Tuesday, January 16, 2007

Obama's In!

He's in!

Now, if only you'd stop falling into mushy Lieberman-speak and resurrect the progressive spirit and policies you were espousing before you entered the US Senate. Your party's in power and the American people gave you all a vote of confidence; you weren't asked to do the soft-shoe and wait for your kick in the pants. We already have several "moderates" planning to run on the Democratic ticket, Mr. Senator, and the major one still hasn't unequivocally made up her mind about Iraq.


  1. Obama's likely run is very exciting. He might also have the potential to attract previously disillusioned voters with his charisma and vitality. Though I wonder if he and Edwards will cancel each other out, as they both have pretty impressive credentials as "progressive candidates." Edwards has already coined the "McCaine Doctrine," which reveals his talent for sound-bite and ability to strap the pro-war/stay-the-course strand of the Senate to what could be an even greater disaster.

    Even though Obama is being positioned in the media, as being Hillary’s greatest foe, I really think it will be he and Edwards battling out to prove who can take her on in the primaries. I also find it interesting that the right-wing hasn't had nearly as much of a field day with Obama as they have had with the Clintons. I wonder what they have on him. They are playing their hand very close.

    -Charles S.

  2. Charles, I agree with you. It's extremely exciting. If he articulates a different worldview from the mainstream Democratic moderates and more progressive economic policies, he really could draw in more voters, especially single women (whose numbers are increasing) and younger voters. The other day I read that John Kerry won among single women by a 25% margin, and that in this most recently (2006) midterm, as in the last presidential election (2004), younger voters broke overwhelmingly for the Democratic candidates. Obama has the potential, with his many gifts, to reach these voters, while also pulling in some voters who might not otherwise vote for an African-American candidate but would find economic populist views a welcome change from our current situation.

    I'm not so convinced about Edwards, who still bears the millstone of his pro-Iraq War vote, but he and Obama could be a potentially winning team, as could Obama and Gore, or Obama and Wesley Clark. Edwards really had to come up with something snappy to counter this white mark, and also to distinguish himself as more than what the GOP and media have designated him as, a mere "pretty" face. This is so utterly shallow, but given the way our mainstream media operate, Edwards (like Obama and any other Democratic candidate, except the clueless John Kerry) realizes they cannot such silliness for granted.

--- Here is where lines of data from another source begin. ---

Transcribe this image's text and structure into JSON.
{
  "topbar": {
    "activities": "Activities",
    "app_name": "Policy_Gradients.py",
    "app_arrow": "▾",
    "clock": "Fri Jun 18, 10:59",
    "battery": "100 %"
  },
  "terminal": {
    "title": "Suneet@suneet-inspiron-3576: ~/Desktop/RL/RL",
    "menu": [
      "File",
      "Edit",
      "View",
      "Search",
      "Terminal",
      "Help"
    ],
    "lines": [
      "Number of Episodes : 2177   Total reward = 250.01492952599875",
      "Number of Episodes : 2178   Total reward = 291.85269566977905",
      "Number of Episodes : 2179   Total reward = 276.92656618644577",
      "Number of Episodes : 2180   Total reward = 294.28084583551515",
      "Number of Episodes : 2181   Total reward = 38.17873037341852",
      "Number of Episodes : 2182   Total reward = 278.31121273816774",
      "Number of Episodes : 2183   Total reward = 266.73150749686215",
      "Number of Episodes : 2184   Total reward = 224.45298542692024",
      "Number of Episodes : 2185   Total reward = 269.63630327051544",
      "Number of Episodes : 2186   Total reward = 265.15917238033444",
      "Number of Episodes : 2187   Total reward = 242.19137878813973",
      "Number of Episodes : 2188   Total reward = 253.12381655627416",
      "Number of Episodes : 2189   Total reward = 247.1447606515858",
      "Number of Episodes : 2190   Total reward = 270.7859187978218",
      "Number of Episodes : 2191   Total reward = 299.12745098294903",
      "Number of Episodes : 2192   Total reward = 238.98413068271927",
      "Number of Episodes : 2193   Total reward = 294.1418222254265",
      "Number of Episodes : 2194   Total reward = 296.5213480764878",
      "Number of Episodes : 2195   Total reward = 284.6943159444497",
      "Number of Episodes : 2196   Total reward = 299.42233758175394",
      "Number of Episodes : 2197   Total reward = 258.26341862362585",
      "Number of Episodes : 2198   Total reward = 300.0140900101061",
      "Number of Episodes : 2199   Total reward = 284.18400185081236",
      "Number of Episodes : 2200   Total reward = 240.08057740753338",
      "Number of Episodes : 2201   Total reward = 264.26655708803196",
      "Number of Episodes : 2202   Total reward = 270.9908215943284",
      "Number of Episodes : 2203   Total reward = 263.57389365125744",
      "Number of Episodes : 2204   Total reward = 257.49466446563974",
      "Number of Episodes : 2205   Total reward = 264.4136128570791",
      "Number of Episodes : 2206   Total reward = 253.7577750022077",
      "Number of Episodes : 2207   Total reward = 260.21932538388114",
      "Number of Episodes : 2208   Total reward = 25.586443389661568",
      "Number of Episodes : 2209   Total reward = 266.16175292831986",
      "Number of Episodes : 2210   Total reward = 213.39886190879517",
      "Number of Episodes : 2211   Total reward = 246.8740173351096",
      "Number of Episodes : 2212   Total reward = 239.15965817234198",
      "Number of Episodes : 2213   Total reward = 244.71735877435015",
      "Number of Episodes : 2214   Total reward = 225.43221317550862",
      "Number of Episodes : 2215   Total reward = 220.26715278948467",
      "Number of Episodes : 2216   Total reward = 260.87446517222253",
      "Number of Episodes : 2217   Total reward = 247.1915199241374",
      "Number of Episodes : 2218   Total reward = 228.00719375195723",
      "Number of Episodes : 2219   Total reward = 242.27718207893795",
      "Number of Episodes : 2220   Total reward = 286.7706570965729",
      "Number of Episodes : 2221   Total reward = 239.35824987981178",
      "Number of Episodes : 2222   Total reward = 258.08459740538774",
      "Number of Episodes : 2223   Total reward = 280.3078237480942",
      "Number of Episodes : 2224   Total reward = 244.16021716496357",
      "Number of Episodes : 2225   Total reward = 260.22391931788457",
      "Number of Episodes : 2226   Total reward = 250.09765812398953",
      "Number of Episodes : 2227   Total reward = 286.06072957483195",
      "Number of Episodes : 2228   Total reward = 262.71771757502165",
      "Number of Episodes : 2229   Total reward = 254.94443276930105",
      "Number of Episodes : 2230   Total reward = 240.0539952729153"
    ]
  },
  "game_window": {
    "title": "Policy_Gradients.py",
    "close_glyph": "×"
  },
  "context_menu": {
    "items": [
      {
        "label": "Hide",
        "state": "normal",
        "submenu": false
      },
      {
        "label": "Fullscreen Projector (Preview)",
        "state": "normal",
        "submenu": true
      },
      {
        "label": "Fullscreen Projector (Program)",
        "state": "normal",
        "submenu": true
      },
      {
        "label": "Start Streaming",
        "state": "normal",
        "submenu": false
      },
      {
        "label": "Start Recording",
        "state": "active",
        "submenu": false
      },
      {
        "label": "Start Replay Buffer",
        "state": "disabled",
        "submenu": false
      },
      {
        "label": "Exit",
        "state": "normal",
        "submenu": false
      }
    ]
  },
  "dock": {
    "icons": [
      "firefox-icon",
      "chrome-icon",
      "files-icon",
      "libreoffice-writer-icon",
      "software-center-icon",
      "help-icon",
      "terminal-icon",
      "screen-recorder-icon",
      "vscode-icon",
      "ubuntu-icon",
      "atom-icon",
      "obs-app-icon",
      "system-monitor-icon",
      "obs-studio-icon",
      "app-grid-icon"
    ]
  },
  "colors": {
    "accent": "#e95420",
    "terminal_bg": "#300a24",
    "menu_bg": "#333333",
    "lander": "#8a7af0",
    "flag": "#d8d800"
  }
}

    Obama and Edwards probably will battle it out for the *left* portion of the Democratic spectrum (with Dennis Kucinich and Mike Gravel on the far left), but the media really are still fixated on Hillary Clinton, since she's still the presumptive frontrunner. The media have, BTW, been going after Obama with all kinds of really bizarre "errors" (including the recent one in which a Minneapolis TV station, while describing the arrest of a child rapist, ran video of someone waving a cutout of Obama's face--this is not even Semiotics and Subliminal Messaging 101!), and they're going to increase, I can assure you. Even "liberals" like Jonathan Alter cannot stop themselves from harping on Obama's middle name; it's like a tic that they refuse to deal with, because of course a Black president is their greatest (racist) fear, no matter what they say publicly.